Other useful quantitative indicators can include:

  • Number of IPRs, patents, spin offs, new products, new jobs
  • Uptake of results by x number of end users
  • Savings in production costs, energy, time etc.
  • Number of seminars/workshop organised
  • Number of appearances in social media/press
  • Number of stakeholder contacts
  • Number of courses/seminars organized based on research results
  • Participation in committees, councils and working groups (incl. in companies), parliamentary hearings.

The Horizon Europe has defined their own set of indicators for scientific, societal and economic impact to report the impact of the funding program. These indicators might be useful when you are planning a HEU proposal.

UN SDG Indicators

As the connection between research and the United Nation Sustainable development Goals (UN SDGs) becomes more and more important, it might be useful to take a look at the indicators the UN has set to measure the achievement of each goal and their targets. For example:

Goal Number Description Target Indicator (one of many)
3 Ensure healthy lives and promote well-being for all at all ages By 2030, reduce the global maternal mortality ratio to less than 70 per 100,000 live births Maternal mortality ratio
12 Responsible consumption and production By 2030, ensure that people everywhere have the relevant information and awareness for sustainable development and lifestyles in harmony with nature Extent to which (i) global citizenship education and (ii) education for sustainable development (including climate change education) are mainstreamed in (a) national education policies; (b) curricula; (c) teacher education; and (d) student assessment.
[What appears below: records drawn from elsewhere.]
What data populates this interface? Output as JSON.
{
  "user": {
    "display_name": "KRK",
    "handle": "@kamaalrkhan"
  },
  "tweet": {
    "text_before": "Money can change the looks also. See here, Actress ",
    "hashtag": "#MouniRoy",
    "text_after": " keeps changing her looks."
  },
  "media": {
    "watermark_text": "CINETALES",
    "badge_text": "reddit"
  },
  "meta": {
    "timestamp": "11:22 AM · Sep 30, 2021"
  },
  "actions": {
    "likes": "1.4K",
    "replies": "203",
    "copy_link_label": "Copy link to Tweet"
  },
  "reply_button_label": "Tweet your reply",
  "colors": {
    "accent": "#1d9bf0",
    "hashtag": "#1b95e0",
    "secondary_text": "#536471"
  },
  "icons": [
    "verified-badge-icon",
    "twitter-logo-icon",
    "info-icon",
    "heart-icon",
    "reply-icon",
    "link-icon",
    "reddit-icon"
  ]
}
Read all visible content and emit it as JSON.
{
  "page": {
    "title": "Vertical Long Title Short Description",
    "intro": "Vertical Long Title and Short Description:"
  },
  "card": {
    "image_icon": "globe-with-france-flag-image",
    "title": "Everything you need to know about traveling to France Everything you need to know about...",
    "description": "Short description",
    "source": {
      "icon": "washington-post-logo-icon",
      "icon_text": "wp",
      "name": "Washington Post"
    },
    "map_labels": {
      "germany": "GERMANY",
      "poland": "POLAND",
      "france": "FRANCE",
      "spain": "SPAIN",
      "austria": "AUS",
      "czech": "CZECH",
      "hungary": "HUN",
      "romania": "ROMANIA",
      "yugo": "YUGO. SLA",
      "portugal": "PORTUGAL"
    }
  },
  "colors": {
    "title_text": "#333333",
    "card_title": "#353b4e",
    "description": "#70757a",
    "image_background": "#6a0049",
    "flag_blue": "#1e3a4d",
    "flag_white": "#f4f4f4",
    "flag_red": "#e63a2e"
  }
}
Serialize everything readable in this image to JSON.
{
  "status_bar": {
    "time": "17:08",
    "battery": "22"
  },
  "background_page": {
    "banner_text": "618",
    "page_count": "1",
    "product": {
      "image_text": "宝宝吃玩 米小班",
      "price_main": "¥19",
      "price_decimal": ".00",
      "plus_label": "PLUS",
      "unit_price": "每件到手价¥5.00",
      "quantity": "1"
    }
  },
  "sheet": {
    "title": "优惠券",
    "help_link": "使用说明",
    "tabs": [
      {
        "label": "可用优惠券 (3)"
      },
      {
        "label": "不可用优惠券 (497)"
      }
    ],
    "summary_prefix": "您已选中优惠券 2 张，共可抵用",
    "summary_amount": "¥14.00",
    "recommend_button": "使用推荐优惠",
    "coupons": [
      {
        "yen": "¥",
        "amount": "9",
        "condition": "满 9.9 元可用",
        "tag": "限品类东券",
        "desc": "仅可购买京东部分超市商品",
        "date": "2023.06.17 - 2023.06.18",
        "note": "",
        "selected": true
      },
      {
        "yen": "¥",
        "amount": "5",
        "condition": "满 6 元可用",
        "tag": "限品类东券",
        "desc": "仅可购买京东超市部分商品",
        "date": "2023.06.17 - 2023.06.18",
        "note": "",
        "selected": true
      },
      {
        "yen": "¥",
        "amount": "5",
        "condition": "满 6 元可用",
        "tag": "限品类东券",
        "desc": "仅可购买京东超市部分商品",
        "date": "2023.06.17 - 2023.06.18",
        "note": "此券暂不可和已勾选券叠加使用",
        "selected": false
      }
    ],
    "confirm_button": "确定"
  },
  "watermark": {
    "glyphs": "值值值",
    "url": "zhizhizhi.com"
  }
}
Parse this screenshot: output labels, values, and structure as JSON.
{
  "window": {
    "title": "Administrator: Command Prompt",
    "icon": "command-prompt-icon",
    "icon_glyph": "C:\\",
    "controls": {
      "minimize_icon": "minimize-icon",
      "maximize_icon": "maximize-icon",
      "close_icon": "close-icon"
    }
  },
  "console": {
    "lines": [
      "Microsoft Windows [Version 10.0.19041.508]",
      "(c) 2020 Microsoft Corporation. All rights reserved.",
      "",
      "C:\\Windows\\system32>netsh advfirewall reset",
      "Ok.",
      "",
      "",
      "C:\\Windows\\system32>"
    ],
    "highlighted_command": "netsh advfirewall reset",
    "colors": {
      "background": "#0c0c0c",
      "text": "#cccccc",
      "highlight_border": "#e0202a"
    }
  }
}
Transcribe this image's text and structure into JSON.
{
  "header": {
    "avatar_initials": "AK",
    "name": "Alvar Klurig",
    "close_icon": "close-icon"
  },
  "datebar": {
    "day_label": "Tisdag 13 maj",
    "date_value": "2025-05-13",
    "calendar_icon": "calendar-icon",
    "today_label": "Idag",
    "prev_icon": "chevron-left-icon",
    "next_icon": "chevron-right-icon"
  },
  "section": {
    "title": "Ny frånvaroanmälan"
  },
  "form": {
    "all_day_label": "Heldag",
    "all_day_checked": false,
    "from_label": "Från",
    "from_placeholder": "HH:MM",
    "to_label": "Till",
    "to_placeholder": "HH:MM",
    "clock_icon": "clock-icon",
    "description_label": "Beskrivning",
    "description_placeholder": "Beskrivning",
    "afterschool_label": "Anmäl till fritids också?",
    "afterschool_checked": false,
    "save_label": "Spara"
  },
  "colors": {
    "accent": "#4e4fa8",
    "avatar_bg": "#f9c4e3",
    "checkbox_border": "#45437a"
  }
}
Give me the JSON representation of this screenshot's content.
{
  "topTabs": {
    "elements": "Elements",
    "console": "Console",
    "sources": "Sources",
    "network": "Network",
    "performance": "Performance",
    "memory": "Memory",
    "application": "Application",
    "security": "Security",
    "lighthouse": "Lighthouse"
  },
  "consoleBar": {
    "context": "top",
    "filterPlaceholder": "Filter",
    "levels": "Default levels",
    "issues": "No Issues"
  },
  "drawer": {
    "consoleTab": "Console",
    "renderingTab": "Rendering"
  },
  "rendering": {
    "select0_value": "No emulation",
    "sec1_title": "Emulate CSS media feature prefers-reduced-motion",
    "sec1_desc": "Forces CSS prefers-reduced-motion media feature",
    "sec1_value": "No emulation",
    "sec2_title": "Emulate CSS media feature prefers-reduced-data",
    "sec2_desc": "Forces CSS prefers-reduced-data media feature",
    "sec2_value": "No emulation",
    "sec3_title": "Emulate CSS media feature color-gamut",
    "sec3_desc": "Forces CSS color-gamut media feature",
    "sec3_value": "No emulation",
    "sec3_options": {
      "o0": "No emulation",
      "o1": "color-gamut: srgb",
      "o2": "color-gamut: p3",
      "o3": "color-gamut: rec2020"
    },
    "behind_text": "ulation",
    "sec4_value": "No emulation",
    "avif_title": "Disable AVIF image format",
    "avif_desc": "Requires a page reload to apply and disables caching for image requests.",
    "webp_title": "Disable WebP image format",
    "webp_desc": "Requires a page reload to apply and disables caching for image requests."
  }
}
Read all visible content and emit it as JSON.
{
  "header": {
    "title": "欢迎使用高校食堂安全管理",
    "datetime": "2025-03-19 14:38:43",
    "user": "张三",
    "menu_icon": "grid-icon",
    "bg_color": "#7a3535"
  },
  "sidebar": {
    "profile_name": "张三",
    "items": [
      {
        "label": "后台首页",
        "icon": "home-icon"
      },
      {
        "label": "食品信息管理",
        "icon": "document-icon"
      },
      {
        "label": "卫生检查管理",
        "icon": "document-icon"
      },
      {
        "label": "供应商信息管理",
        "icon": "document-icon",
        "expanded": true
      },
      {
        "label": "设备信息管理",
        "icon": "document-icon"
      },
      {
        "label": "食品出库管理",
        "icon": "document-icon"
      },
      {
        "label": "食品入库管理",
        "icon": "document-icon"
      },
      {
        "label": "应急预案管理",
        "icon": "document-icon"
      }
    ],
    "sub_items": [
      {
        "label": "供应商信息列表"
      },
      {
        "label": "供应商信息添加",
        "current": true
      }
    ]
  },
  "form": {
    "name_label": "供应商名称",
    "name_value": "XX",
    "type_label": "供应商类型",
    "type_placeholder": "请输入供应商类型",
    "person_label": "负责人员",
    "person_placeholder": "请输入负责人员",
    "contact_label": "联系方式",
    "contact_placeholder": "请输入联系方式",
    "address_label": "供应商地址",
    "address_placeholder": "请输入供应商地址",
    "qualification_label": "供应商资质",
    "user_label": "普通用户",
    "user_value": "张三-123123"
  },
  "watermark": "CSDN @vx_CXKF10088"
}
If you can find the link between your research and the UN SDGs, why not check whether the indicators that measure the advancement of the targets could be used to measure also your research impact.